Stockholm-Based Flightradar24 Tracks The Skies

    If you’re like me, Flightradar24 is one of those awesome websites you just accidentally end up on every now and then. The service allows you to see an map of live flights, and by clicking on each individual plane you can see which flight and airline it is, the route it has taken, and see deeper data like altitude, speed, and squawk. Zooming in on London, for example, you wonder how there isn’t one plane crash a week. But I had no idea it was based out of the region – Flightradar24 was started in 2006 by a few aviation enthusiasts in Stockholm.

    CEO Fredrik Lindahl tells us at first Flightradar24 was just a hobby project. Mikael Robertsson and Olov Lindberg bought ADS-B receivers/antennas (surveillance devices for tracking aircraft) and put them up on their houses in the Stockholm area for their own enjoyment.

    “The site started attracting a lot of visitors and more and more people around Europe with ADS-B equipment volunteered to feed. Things really took off due to extensive media coverage around the time for the Icelandic ash cloud,” says Lindahl.

    Since then, they’ve been adding on features to the web version, like the Cockpit View, which you can toggle after selecting a flight. This uses Google Earth to show what the pilot is seeing in real time.

    Today they have over 1000+ ADS-B devices feeding data into Flightradar24, of which 90% are owned by hobbyists.
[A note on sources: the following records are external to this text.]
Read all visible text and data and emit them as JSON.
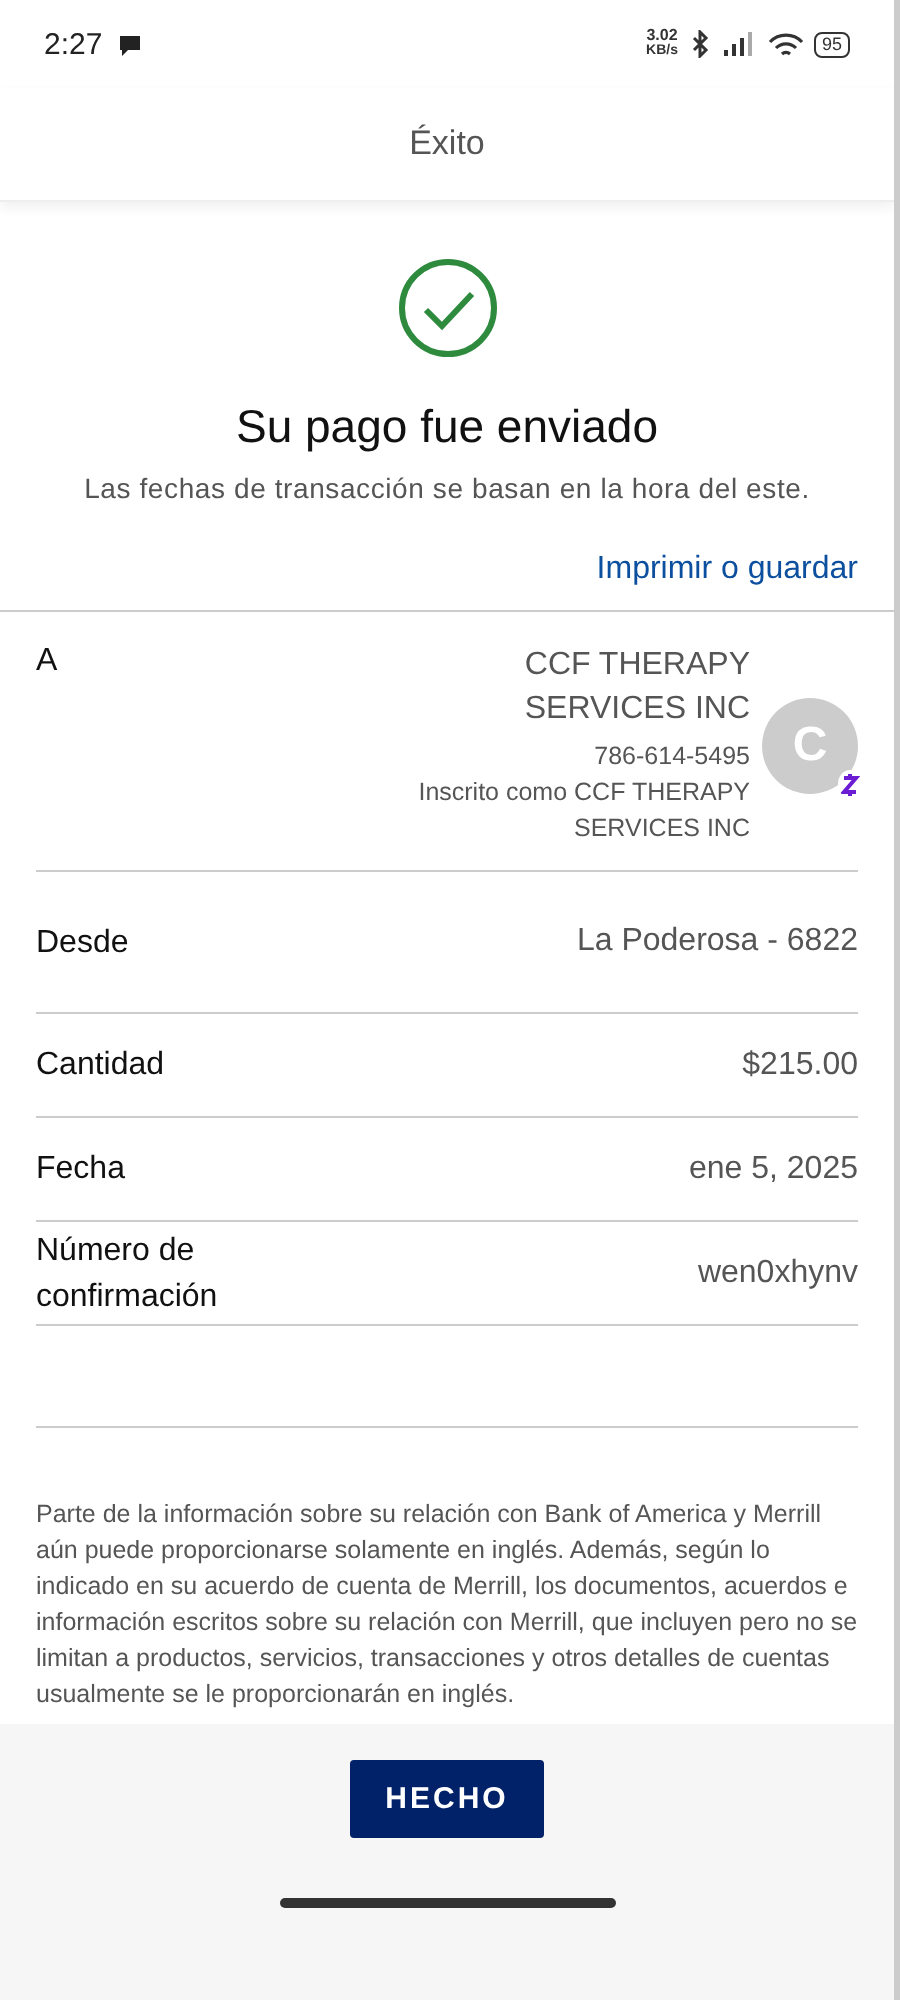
{
  "status_bar": {
    "time": "2:27",
    "speed_value": "3.02",
    "speed_unit": "KB/s",
    "battery": "95"
  },
  "header": {
    "title": "Éxito"
  },
  "confirmation": {
    "heading": "Su pago fue enviado",
    "note": "Las fechas de transacción se basan en la hora del este.",
    "link": "Imprimir o guardar"
  },
  "recipient": {
    "label": "A",
    "name": "CCF THERAPY SERVICES INC",
    "phone": "786-614-5495",
    "enrolled": "Inscrito como CCF THERAPY SERVICES INC",
    "avatar_letter": "C"
  },
  "details": [
    {
      "label": "Desde",
      "value": "La Poderosa - 6822"
    },
    {
      "label": "Cantidad",
      "value": "$215.00"
    },
    {
      "label": "Fecha",
      "value": "ene 5, 2025"
    },
    {
      "label": "Número de confirmación",
      "value": "wen0xhynv"
    }
  ],
  "disclaimer": "Parte de la información sobre su relación con Bank of America y Merrill aún puede proporcionarse solamente en inglés. Además, según lo indicado en su acuerdo de cuenta de Merrill, los documentos, acuerdos e información escritos sobre su relación con Merrill, que incluyen pero no se limitan a productos, servicios, transacciones y otros detalles de cuentas usualmente se le proporcionarán en inglés.",
  "done_button": "HECHO"
}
In the U.S., Flightradar24 is able to grab data from the FAA with a five minute delay, giving them complete coverage of the US and Canada.

    The entire operation has been self-financed from advertisements on the web version, and from downloads of their mobile and desktop apps. Their website gets more than 4 million unique visitors a month, and have more than 3 million apps downloaded.

    Their apps are available for purchase on iOS and Android devices, as well as a desktop app for Mac. In addition to flight search and the live map, they also offer an Augmented Reality function that lets you point your phone at a plane, and it will show you details on what flight it is, where it’s going, and so on.

    Lindahl points out there have been potential consequences to open flight tracking – this headline from the Kuala Lumpur Post says it all: Flight Radar 24 Exposed Prime Minister Najib Tun Razak’s ‘Private Trip’ To Milan – “Aeronautical Evidence”

    Right now our whole office is having a good time messing with the service, so it’s not a bad way to kill a few minutes on a Friday. Check it out what’s above the Nordics and Baltics here.